*BRIEF*.
Write out every line below with no difference at all.
--------------------------------
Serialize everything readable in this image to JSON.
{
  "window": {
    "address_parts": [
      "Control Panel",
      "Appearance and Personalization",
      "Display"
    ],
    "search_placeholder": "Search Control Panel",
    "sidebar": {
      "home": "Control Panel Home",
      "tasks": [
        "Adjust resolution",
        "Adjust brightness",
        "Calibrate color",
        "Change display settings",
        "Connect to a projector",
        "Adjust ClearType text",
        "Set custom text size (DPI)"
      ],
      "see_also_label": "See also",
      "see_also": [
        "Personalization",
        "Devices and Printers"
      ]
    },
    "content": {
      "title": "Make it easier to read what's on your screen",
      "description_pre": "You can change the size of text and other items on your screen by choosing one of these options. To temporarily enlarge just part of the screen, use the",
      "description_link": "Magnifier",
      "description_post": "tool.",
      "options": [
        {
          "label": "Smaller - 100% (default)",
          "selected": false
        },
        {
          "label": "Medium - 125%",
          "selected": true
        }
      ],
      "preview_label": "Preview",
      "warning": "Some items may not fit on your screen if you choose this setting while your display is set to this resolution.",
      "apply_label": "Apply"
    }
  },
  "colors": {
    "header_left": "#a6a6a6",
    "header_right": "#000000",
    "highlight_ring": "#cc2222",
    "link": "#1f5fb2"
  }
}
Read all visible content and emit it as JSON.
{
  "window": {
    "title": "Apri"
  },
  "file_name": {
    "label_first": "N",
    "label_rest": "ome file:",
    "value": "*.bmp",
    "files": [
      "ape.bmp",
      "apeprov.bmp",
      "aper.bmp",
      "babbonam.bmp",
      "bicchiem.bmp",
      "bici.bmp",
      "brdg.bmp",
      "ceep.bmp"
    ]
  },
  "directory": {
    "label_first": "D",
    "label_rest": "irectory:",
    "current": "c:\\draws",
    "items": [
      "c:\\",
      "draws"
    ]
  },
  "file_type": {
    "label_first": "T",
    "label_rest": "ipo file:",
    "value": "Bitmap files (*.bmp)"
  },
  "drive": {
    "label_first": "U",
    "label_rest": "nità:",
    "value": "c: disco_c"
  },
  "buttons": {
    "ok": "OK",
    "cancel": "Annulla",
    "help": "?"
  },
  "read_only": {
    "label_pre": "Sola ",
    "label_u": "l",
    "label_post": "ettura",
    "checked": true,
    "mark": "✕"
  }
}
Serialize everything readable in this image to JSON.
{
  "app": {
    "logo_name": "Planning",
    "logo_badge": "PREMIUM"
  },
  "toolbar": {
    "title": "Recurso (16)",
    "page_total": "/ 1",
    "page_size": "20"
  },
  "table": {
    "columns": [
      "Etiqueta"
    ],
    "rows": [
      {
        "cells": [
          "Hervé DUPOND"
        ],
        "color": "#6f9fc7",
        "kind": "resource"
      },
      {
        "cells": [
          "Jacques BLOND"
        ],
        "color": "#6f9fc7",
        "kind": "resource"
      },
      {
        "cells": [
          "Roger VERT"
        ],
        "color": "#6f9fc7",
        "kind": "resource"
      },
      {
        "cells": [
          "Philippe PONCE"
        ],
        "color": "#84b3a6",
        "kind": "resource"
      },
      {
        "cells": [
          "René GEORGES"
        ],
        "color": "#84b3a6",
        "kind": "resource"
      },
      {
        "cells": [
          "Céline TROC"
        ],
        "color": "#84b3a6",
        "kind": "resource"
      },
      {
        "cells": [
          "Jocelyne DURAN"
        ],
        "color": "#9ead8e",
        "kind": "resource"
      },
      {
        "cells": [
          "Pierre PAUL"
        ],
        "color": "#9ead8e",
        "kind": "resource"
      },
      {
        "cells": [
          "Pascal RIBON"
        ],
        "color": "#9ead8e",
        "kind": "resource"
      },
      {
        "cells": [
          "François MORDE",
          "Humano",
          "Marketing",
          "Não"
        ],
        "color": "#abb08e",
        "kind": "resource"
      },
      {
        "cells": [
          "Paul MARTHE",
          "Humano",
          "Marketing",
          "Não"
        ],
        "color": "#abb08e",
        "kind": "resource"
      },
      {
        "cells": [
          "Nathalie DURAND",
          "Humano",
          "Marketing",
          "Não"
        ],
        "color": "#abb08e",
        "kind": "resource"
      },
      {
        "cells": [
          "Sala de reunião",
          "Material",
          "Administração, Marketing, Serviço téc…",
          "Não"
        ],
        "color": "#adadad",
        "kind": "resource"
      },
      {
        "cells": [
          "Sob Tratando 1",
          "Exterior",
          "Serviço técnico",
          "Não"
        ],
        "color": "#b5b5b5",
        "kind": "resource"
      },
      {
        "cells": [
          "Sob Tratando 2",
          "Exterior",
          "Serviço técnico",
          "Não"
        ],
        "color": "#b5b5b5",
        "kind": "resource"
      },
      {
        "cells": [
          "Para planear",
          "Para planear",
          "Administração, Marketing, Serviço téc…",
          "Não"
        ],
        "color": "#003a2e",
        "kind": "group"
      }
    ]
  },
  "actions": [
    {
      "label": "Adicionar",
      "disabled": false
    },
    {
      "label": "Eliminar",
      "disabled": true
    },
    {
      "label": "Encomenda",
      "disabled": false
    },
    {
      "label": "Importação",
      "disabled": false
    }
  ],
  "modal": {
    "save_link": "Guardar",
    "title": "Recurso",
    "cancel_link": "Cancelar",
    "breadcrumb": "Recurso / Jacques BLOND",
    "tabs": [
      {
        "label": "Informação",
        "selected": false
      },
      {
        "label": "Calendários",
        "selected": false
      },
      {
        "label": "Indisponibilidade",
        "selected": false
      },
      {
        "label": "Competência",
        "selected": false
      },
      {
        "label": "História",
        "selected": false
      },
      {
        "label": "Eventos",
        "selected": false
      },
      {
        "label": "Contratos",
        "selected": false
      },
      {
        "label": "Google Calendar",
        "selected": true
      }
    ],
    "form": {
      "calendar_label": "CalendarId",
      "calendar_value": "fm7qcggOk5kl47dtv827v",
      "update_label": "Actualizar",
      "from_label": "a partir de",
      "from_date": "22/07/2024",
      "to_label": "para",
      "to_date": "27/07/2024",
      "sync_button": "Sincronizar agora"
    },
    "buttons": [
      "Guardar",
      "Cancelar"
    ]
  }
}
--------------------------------
*RESPONSE AREA*.
Serialize everything readable in this image to JSON.
{
  "window": {
    "address_parts": [
      "Control Panel",
      "Appearance and Personalization",
      "Display"
    ],
    "search_placeholder": "Search Control Panel",
    "sidebar": {
      "home": "Control Panel Home",
      "tasks": [
        "Adjust resolution",
        "Adjust brightness",
        "Calibrate color",
        "Change display settings",
        "Connect to a projector",
        "Adjust ClearType text",
        "Set custom text size (DPI)"
      ],
      "see_also_label": "See also",
      "see_also": [
        "Personalization",
        "Devices and Printers"
      ]
    },
    "content": {
      "title": "Make it easier to read what's on your screen",
      "description_pre": "You can change the size of text and other items on your screen by choosing one of these options. To temporarily enlarge just part of the screen, use the",
      "description_link": "Magnifier",
      "description_post": "tool.",
      "options": [
        {
          "label": "Smaller - 100% (default)",
          "selected": false
        },
        {
          "label": "Medium - 125%",
          "selected": true
        }
      ],
      "preview_label": "Preview",
      "warning": "Some items may not fit on your screen if you choose this setting while your display is set to this resolution.",
      "apply_label": "Apply"
    }
  },
  "colors": {
    "header_left": "#a6a6a6",
    "header_right": "#000000",
    "highlight_ring": "#cc2222",
    "link": "#1f5fb2"
  }
}
Read all visible content and emit it as JSON.
{
  "window": {
    "title": "Apri"
  },
  "file_name": {
    "label_first": "N",
    "label_rest": "ome file:",
    "value": "*.bmp",
    "files": [
      "ape.bmp",
      "apeprov.bmp",
      "aper.bmp",
      "babbonam.bmp",
      "bicchiem.bmp",
      "bici.bmp",
      "brdg.bmp",
      "ceep.bmp"
    ]
  },
  "directory": {
    "label_first": "D",
    "label_rest": "irectory:",
    "current": "c:\\draws",
    "items": [
      "c:\\",
      "draws"
    ]
  },
  "file_type": {
    "label_first": "T",
    "label_rest": "ipo file:",
    "value": "Bitmap files (*.bmp)"
  },
  "drive": {
    "label_first": "U",
    "label_rest": "nità:",
    "value": "c: disco_c"
  },
  "buttons": {
    "ok": "OK",
    "cancel": "Annulla",
    "help": "?"
  },
  "read_only": {
    "label_pre": "Sola ",
    "label_u": "l",
    "label_post": "ettura",
    "checked": true,
    "mark": "✕"
  }
}
Serialize everything readable in this image to JSON.
{
  "app": {
    "logo_name": "Planning",
    "logo_badge": "PREMIUM"
  },
  "toolbar": {
    "title": "Recurso (16)",
    "page_total": "/ 1",
    "page_size": "20"
  },
  "table": {
    "columns": [
      "Etiqueta"
    ],
    "rows": [
      {
        "cells": [
          "Hervé DUPOND"
        ],
        "color": "#6f9fc7",
        "kind": "resource"
      },
      {
        "cells": [
          "Jacques BLOND"
        ],
        "color": "#6f9fc7",
        "kind": "resource"
      },
      {
        "cells": [
          "Roger VERT"
        ],
        "color": "#6f9fc7",
        "kind": "resource"
      },
      {
        "cells": [
          "Philippe PONCE"
        ],
        "color": "#84b3a6",
        "kind": "resource"
      },
      {
        "cells": [
          "René GEORGES"
        ],
        "color": "#84b3a6",
        "kind": "resource"
      },
      {
        "cells": [
          "Céline TROC"
        ],
        "color": "#84b3a6",
        "kind": "resource"
      },
      {
        "cells": [
          "Jocelyne DURAN"
        ],
        "color": "#9ead8e",
        "kind": "resource"
      },
      {
        "cells": [
          "Pierre PAUL"
        ],
        "color": "#9ead8e",
        "kind": "resource"
      },
      {
        "cells": [
          "Pascal RIBON"
        ],
        "color": "#9ead8e",
        "kind": "resource"
      },
      {
        "cells": [
          "François MORDE",
          "Humano",
          "Marketing",
          "Não"
        ],
        "color": "#abb08e",
        "kind": "resource"
      },
      {
        "cells": [
          "Paul MARTHE",
          "Humano",
          "Marketing",
          "Não"
        ],
        "color": "#abb08e",
        "kind": "resource"
      },
      {
        "cells": [
          "Nathalie DURAND",
          "Humano",
          "Marketing",
          "Não"
        ],
        "color": "#abb08e",
        "kind": "resource"
      },
      {
        "cells": [
          "Sala de reunião",
          "Material",
          "Administração, Marketing, Serviço téc…",
          "Não"
        ],
        "color": "#adadad",
        "kind": "resource"
      },
      {
        "cells": [
          "Sob Tratando 1",
          "Exterior",
          "Serviço técnico",
          "Não"
        ],
        "color": "#b5b5b5",
        "kind": "resource"
      },
      {
        "cells": [
          "Sob Tratando 2",
          "Exterior",
          "Serviço técnico",
          "Não"
        ],
        "color": "#b5b5b5",
        "kind": "resource"
      },
      {
        "cells": [
          "Para planear",
          "Para planear",
          "Administração, Marketing, Serviço téc…",
          "Não"
        ],
        "color": "#003a2e",
        "kind": "group"
      }
    ]
  },
  "actions": [
    {
      "label": "Adicionar",
      "disabled": false
    },
    {
      "label": "Eliminar",
      "disabled": true
    },
    {
      "label": "Encomenda",
      "disabled": false
    },
    {
      "label": "Importação",
      "disabled": false
    }
  ],
  "modal": {
    "save_link": "Guardar",
    "title": "Recurso",
    "cancel_link": "Cancelar",
    "breadcrumb": "Recurso / Jacques BLOND",
    "tabs": [
      {
        "label": "Informação",
        "selected": false
      },
      {
        "label": "Calendários",
        "selected": false
      },
      {
        "label": "Indisponibilidade",
        "selected": false
      },
      {
        "label": "Competência",
        "selected": false
      },
      {
        "label": "História",
        "selected": false
      },
      {
        "label": "Eventos",
        "selected": false
      },
      {
        "label": "Contratos",
        "selected": false
      },
      {
        "label": "Google Calendar",
        "selected": true
      }
    ],
    "form": {
      "calendar_label": "CalendarId",
      "calendar_value": "fm7qcggOk5kl47dtv827v",
      "update_label": "Actualizar",
      "from_label": "a partir de",
      "from_date": "22/07/2024",
      "to_label": "para",
      "to_date": "27/07/2024",
      "sync_button": "Sincronizar agora"
    },
    "buttons": [
      "Guardar",
      "Cancelar"
    ]
  }
}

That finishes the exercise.